(Element data from apps and pages)
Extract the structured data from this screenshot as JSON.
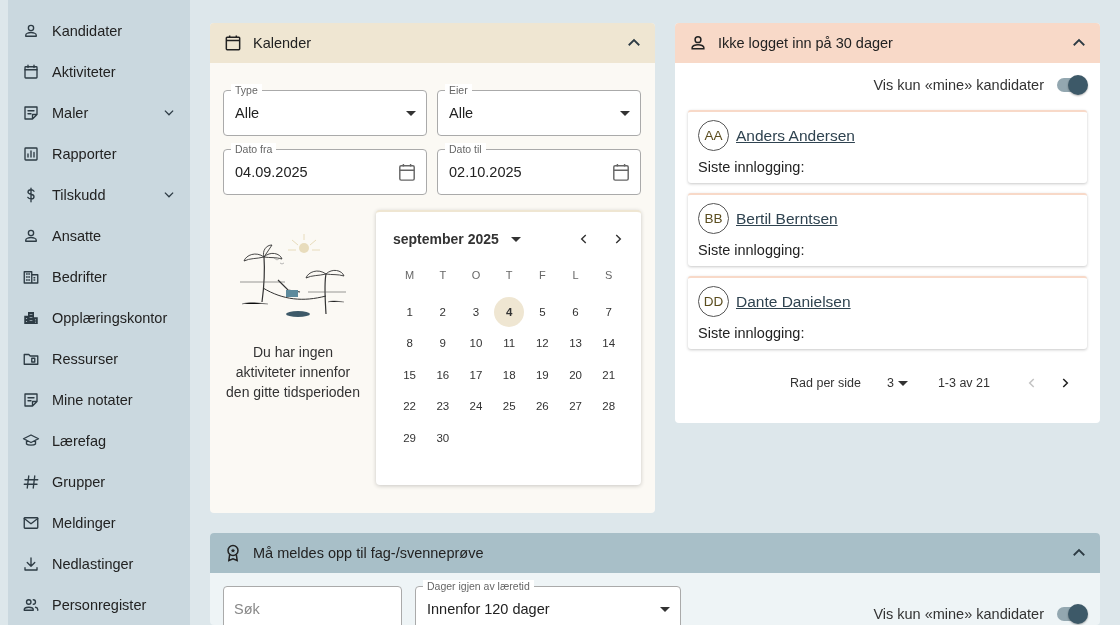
{
  "sidebar": {
    "items": [
      {
        "label": "Kandidater"
      },
      {
        "label": "Aktiviteter"
      },
      {
        "label": "Maler",
        "expanded": false
      },
      {
        "label": "Rapporter"
      },
      {
        "label": "Tilskudd",
        "expanded": false
      },
      {
        "label": "Ansatte"
      },
      {
        "label": "Bedrifter"
      },
      {
        "label": "Opplæringskontor"
      },
      {
        "label": "Ressurser"
      },
      {
        "label": "Mine notater"
      },
      {
        "label": "Lærefag"
      },
      {
        "label": "Grupper"
      },
      {
        "label": "Meldinger"
      },
      {
        "label": "Nedlastinger"
      },
      {
        "label": "Personregister"
      }
    ]
  },
  "calendar_panel": {
    "title": "Kalender",
    "expanded": true,
    "filters": [
      {
        "kind": "select",
        "label": "Type",
        "value": "Alle"
      },
      {
        "kind": "select",
        "label": "Eier",
        "value": "Alle"
      },
      {
        "kind": "date",
        "label": "Dato fra",
        "value": "04.09.2025"
      },
      {
        "kind": "date",
        "label": "Dato til",
        "value": "02.10.2025"
      }
    ],
    "empty_message": "Du har ingen aktiviteter innenfor den gitte tidsperioden",
    "month_picker": {
      "month": "september 2025",
      "weekdays": [
        "M",
        "T",
        "O",
        "T",
        "F",
        "L",
        "S"
      ],
      "days": [
        {
          "label": "1",
          "selected": false
        },
        {
          "label": "2",
          "selected": false
        },
        {
          "label": "3",
          "selected": false
        },
        {
          "label": "4",
          "selected": true
        },
        {
          "label": "5",
          "selected": false
        },
        {
          "label": "6",
          "selected": false
        },
        {
          "label": "7",
          "selected": false
        },
        {
          "label": "8",
          "selected": false
        },
        {
          "label": "9",
          "selected": false
        },
        {
          "label": "10",
          "selected": false
        },
        {
          "label": "11",
          "selected": false
        },
        {
          "label": "12",
          "selected": false
        },
        {
          "label": "13",
          "selected": false
        },
        {
          "label": "14",
          "selected": false
        },
        {
          "label": "15",
          "selected": false
        },
        {
          "label": "16",
          "selected": false
        },
        {
          "label": "17",
          "selected": false
        },
        {
          "label": "18",
          "selected": false
        },
        {
          "label": "19",
          "selected": false
        },
        {
          "label": "20",
          "selected": false
        },
        {
          "label": "21",
          "selected": false
        },
        {
          "label": "22",
          "selected": false
        },
        {
          "label": "23",
          "selected": false
        },
        {
          "label": "24",
          "selected": false
        },
        {
          "label": "25",
          "selected": false
        },
        {
          "label": "26",
          "selected": false
        },
        {
          "label": "27",
          "selected": false
        },
        {
          "label": "28",
          "selected": false
        },
        {
          "label": "29",
          "selected": false
        },
        {
          "label": "30",
          "selected": false
        }
      ]
    }
  },
  "inactive_panel": {
    "title": "Ikke logget inn på 30 dager",
    "expanded": true,
    "toggle": {
      "label": "Vis kun «mine» kandidater",
      "on": true
    },
    "candidates": [
      {
        "initials": "AA",
        "name": "Anders Andersen",
        "last_login_label": "Siste innlogging:"
      },
      {
        "initials": "BB",
        "name": "Bertil Berntsen",
        "last_login_label": "Siste innlogging:"
      },
      {
        "initials": "DD",
        "name": "Dante Danielsen",
        "last_login_label": "Siste innlogging:"
      }
    ],
    "pagination": {
      "rows_per_page_label": "Rad per side",
      "rows_per_page": "3",
      "range": "1-3 av 21",
      "previous_disabled": true,
      "next_disabled": false
    }
  },
  "exam_panel": {
    "title": "Må meldes opp til fag-/svenneprøve",
    "expanded": true,
    "search": {
      "placeholder": "Søk"
    },
    "days_select": {
      "label": "Dager igjen av læretid",
      "value": "Innenfor 120 dager"
    },
    "toggle": {
      "label": "Vis kun «mine» kandidater",
      "on": true
    }
  }
}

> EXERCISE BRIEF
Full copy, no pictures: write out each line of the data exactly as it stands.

> EXERCISE ANSWER
Extract the structured data from this screenshot as JSON.
{
  "sidebar": {
    "items": [
      {
        "label": "Kandidater"
      },
      {
        "label": "Aktiviteter"
      },
      {
        "label": "Maler",
        "expanded": false
      },
      {
        "label": "Rapporter"
      },
      {
        "label": "Tilskudd",
        "expanded": false
      },
      {
        "label": "Ansatte"
      },
      {
        "label": "Bedrifter"
      },
      {
        "label": "Opplæringskontor"
      },
      {
        "label": "Ressurser"
      },
      {
        "label": "Mine notater"
      },
      {
        "label": "Lærefag"
      },
      {
        "label": "Grupper"
      },
      {
        "label": "Meldinger"
      },
      {
        "label": "Nedlastinger"
      },
      {
        "label": "Personregister"
      }
    ]
  },
  "calendar_panel": {
    "title": "Kalender",
    "expanded": true,
    "filters": [
      {
        "kind": "select",
        "label": "Type",
        "value": "Alle"
      },
      {
        "kind": "select",
        "label": "Eier",
        "value": "Alle"
      },
      {
        "kind": "date",
        "label": "Dato fra",
        "value": "04.09.2025"
      },
      {
        "kind": "date",
        "label": "Dato til",
        "value": "02.10.2025"
      }
    ],
    "empty_message": "Du har ingen aktiviteter innenfor den gitte tidsperioden",
    "month_picker": {
      "month": "september 2025",
      "weekdays": [
        "M",
        "T",
        "O",
        "T",
        "F",
        "L",
        "S"
      ],
      "days": [
        {
          "label": "1",
          "selected": false
        },
        {
          "label": "2",
          "selected": false
        },
        {
          "label": "3",
          "selected": false
        },
        {
          "label": "4",
          "selected": true
        },
        {
          "label": "5",
          "selected": false
        },
        {
          "label": "6",
          "selected": false
        },
        {
          "label": "7",
          "selected": false
        },
        {
          "label": "8",
          "selected": false
        },
        {
          "label": "9",
          "selected": false
        },
        {
          "label": "10",
          "selected": false
        },
        {
          "label": "11",
          "selected": false
        },
        {
          "label": "12",
          "selected": false
        },
        {
          "label": "13",
          "selected": false
        },
        {
          "label": "14",
          "selected": false
        },
        {
          "label": "15",
          "selected": false
        },
        {
          "label": "16",
          "selected": false
        },
        {
          "label": "17",
          "selected": false
        },
        {
          "label": "18",
          "selected": false
        },
        {
          "label": "19",
          "selected": false
        },
        {
          "label": "20",
          "selected": false
        },
        {
          "label": "21",
          "selected": false
        },
        {
          "label": "22",
          "selected": false
        },
        {
          "label": "23",
          "selected": false
        },
        {
          "label": "24",
          "selected": false
        },
        {
          "label": "25",
          "selected": false
        },
        {
          "label": "26",
          "selected": false
        },
        {
          "label": "27",
          "selected": false
        },
        {
          "label": "28",
          "selected": false
        },
        {
          "label": "29",
          "selected": false
        },
        {
          "label": "30",
          "selected": false
        }
      ]
    }
  },
  "inactive_panel": {
    "title": "Ikke logget inn på 30 dager",
    "expanded": true,
    "toggle": {
      "label": "Vis kun «mine» kandidater",
      "on": true
    },
    "candidates": [
      {
        "initials": "AA",
        "name": "Anders Andersen",
        "last_login_label": "Siste innlogging:"
      },
      {
        "initials": "BB",
        "name": "Bertil Berntsen",
        "last_login_label": "Siste innlogging:"
      },
      {
        "initials": "DD",
        "name": "Dante Danielsen",
        "last_login_label": "Siste innlogging:"
      }
    ],
    "pagination": {
      "rows_per_page_label": "Rad per side",
      "rows_per_page": "3",
      "range": "1-3 av 21",
      "previous_disabled": true,
      "next_disabled": false
    }
  },
  "exam_panel": {
    "title": "Må meldes opp til fag-/svenneprøve",
    "expanded": true,
    "search": {
      "placeholder": "Søk"
    },
    "days_select": {
      "label": "Dager igjen av læretid",
      "value": "Innenfor 120 dager"
    },
    "toggle": {
      "label": "Vis kun «mine» kandidater",
      "on": true
    }
  }
}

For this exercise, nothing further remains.